■ **The problem**:
Where does the word "arquivos" appear in the entries below? Copy each line that holds it.

Segment Start: Dataset entries

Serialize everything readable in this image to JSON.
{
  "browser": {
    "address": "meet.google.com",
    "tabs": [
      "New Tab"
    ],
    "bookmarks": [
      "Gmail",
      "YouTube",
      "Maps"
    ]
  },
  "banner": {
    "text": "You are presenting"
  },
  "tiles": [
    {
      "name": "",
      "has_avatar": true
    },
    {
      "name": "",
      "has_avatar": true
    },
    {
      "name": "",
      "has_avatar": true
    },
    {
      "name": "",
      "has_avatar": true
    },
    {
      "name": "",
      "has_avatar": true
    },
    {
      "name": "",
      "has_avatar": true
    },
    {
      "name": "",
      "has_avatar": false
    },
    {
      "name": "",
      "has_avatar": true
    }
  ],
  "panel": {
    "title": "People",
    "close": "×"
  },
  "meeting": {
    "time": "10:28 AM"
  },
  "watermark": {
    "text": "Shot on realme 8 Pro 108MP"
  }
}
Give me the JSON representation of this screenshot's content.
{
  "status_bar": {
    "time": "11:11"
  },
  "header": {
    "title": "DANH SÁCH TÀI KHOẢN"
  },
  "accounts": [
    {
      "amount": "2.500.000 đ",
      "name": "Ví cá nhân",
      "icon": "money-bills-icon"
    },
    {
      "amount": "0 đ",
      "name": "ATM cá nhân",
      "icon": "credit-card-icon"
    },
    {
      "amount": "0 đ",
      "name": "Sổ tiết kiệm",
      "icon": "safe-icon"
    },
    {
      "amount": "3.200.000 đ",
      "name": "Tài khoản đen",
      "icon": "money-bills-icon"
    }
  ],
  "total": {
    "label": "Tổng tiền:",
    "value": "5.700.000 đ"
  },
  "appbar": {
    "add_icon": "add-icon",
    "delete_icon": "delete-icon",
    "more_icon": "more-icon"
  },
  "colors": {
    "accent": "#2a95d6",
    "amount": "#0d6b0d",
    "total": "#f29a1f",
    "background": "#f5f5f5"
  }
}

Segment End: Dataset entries
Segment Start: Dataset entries

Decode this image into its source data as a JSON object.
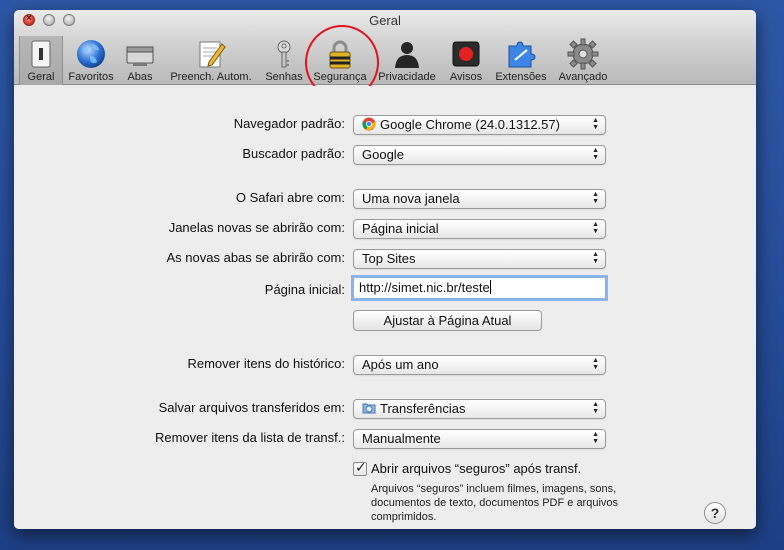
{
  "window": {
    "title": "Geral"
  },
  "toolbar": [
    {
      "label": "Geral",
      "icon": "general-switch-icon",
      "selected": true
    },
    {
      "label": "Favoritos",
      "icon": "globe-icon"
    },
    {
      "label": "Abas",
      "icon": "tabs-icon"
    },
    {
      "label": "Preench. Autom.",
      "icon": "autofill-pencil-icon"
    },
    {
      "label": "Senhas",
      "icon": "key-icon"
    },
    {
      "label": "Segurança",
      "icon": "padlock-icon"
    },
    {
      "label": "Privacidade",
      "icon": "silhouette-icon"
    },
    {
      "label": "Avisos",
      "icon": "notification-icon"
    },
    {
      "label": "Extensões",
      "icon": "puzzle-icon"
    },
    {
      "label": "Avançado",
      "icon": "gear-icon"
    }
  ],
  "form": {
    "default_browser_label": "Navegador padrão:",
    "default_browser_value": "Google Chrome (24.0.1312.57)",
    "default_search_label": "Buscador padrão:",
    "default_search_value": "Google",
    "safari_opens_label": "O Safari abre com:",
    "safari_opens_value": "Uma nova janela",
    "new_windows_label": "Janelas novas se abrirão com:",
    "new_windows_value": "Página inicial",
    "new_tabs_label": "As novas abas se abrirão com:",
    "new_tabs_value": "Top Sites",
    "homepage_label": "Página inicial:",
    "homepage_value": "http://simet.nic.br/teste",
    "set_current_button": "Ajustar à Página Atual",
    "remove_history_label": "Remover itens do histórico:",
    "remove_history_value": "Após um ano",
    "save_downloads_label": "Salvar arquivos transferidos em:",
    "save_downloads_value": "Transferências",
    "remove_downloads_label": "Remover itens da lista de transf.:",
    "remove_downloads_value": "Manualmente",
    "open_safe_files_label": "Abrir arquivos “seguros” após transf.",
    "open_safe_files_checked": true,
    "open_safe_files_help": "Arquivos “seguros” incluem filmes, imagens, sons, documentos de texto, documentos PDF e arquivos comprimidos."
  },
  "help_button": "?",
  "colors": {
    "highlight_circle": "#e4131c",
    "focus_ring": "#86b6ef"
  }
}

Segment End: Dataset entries

■ **Task answer**:
    "save_downloads_label": "Salvar arquivos transferidos em:",
    "open_safe_files_label": "Abrir arquivos “seguros” após transf.",
    "open_safe_files_help": "Arquivos “seguros” incluem filmes, imagens, sons, documentos de texto, documentos PDF e arquivos comprimidos."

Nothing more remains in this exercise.